'This excellent book contains lessons that are still valid in the 21st century' --Oleg Gordievsky, Literary Review
'This excellent book contains lessons that are still valid in the 21st century' --Literary Review
About the Author
Jeremy Duns is British, but currently lives and works in Stockholm.
What Other Items Do Customers Buy After Viewing This Item?
Top Customer Reviews
The discovery of Penkovsky remains a mystery due to the fact that the Russians have not yet released any document which would clarify this point.
Although this book is extremely well researched, there are two main problems with it. The first one has to do with the footnotes. One has to find out which footnote belongs to what. The second one is about two episodes which are imaginary and are the product of Dun's imagination about some things that happened during the discovery of Penkovsky.
However, this book contains some new insights of the years 1960-1963, the period when Penkovsky was working for both the Americans and the British and nevertheles merits five stars, reservations included.
(publisher's review copy)
This is the story of the Soviet defector Colonel Oleg Penkovsky, agent? double agent? triple agent? plant? .. Who knows? .. Duns thinks he does. His view is different from that of, for instance, Chapman Pincher (who has a different narrative regarding Penkovsky's initial attempts to make contact) and Peter Wright. However Duns has had the use of a mountain of recently released CIA papers (MI6 and the KGB have been less forthcoming). YOU decide.

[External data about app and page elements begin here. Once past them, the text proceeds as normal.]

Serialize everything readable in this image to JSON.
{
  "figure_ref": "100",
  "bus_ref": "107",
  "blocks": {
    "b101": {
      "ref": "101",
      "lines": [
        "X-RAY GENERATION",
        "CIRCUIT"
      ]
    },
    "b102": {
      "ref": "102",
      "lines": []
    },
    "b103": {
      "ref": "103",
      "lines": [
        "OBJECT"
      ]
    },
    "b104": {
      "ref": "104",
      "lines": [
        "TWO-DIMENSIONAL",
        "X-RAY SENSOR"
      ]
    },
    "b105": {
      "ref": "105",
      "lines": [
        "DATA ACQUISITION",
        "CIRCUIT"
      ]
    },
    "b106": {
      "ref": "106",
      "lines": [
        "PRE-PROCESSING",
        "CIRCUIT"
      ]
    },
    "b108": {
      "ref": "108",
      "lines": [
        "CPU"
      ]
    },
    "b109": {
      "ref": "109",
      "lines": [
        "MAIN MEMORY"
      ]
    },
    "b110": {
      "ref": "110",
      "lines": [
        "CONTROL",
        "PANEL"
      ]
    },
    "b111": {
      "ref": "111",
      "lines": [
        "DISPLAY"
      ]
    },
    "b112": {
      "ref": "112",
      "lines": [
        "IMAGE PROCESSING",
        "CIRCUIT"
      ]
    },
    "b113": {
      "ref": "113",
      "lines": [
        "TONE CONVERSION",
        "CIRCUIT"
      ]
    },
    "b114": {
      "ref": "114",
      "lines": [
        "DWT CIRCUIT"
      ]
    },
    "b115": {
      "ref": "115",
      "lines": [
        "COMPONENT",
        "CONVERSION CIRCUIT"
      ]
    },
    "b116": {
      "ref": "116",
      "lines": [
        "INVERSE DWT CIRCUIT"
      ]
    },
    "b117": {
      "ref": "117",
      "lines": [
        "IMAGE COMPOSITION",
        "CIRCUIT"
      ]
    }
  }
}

The author has now turned his hand to the factual, having cut his teeth as a writer of spy stories and the result is a very readable narrative. He does as well as anyone to guide the reader through a maze of conflicting evidence and no doubt a certain amount of official disinformation.
Penkovsky himself comes across as vain, egotistical, greedy, mercenary, spendthrift, licentious and with a huge chip on his shoulder relating to his inability to gain further promotion in the GRU, and with farcically little grasp of British and American social realities. The introduction letter he wrote to the Americans would do credit to a Nigerian scammer. However, during his brief (two-year) career as an informant Penkovsky supplied the CIA with copies of thousands of pages of technical information and a raft of background on the Soviet leadership.
The story is set against the background of the arrests in the Portland Spy Scandal (7.1.1961), the US-made fiasco of the Bay of Pigs invasion (17.4.61), the exposure of George Blake (1961), the sealing of East Berlin (13.8.61), the first rumours of the Profumo affair (1962) and the Cuban Missile Crisis (27.7.-28.10.62) .
The book includes a long narrative of the Cuba crisis.Read more ›
Really good book, and unbelievable what happened
Most Recent Customer Reviews
I am reading this book the moment and am finding it a really good read. The book reads like a spy novel but is true, Penkovsky was probably the west's greatest spy within the... Read morePublished on 28 Dec. 2013 by R. Packham